Extract every line from the records below that contains the word "Navigation".

#### Source material

────

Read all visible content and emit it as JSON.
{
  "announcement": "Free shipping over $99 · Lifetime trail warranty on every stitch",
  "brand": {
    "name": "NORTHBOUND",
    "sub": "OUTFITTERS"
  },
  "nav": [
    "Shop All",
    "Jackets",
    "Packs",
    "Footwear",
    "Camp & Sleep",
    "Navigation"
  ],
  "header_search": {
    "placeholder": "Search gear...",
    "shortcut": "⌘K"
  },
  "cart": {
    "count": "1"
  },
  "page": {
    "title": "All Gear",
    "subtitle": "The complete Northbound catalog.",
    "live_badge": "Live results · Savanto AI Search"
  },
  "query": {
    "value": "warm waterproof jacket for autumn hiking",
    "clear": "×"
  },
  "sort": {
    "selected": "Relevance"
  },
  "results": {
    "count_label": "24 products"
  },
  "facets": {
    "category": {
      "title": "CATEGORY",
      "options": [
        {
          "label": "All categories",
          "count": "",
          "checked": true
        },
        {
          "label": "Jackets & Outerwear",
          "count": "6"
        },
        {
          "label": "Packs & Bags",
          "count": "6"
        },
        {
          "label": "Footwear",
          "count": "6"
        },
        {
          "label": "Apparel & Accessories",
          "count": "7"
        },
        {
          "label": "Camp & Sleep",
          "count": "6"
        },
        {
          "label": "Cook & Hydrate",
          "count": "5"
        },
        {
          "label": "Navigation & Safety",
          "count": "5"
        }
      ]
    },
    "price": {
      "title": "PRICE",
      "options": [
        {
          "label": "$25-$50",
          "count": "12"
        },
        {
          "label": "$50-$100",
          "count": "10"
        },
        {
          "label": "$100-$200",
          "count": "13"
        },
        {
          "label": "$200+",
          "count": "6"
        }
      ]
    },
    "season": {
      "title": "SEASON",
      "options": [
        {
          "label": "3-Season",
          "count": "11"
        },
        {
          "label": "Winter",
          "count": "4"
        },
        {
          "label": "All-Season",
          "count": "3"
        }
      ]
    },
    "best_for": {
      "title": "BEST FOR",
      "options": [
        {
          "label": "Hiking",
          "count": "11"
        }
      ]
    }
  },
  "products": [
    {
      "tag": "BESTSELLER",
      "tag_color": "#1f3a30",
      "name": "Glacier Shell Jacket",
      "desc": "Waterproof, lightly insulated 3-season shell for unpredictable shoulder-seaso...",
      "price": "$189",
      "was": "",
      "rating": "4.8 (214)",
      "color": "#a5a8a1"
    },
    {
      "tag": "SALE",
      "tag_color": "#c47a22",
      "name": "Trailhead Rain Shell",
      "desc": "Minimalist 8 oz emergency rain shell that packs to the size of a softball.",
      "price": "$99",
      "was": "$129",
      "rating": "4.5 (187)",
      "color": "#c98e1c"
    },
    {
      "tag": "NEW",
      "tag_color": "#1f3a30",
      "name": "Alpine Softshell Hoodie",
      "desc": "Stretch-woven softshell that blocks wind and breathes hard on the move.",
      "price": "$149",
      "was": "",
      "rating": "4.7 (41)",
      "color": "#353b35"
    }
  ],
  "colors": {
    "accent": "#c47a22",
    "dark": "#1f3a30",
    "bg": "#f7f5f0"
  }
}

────

#### Response area
    "Navigation"
          "label": "Navigation & Safety",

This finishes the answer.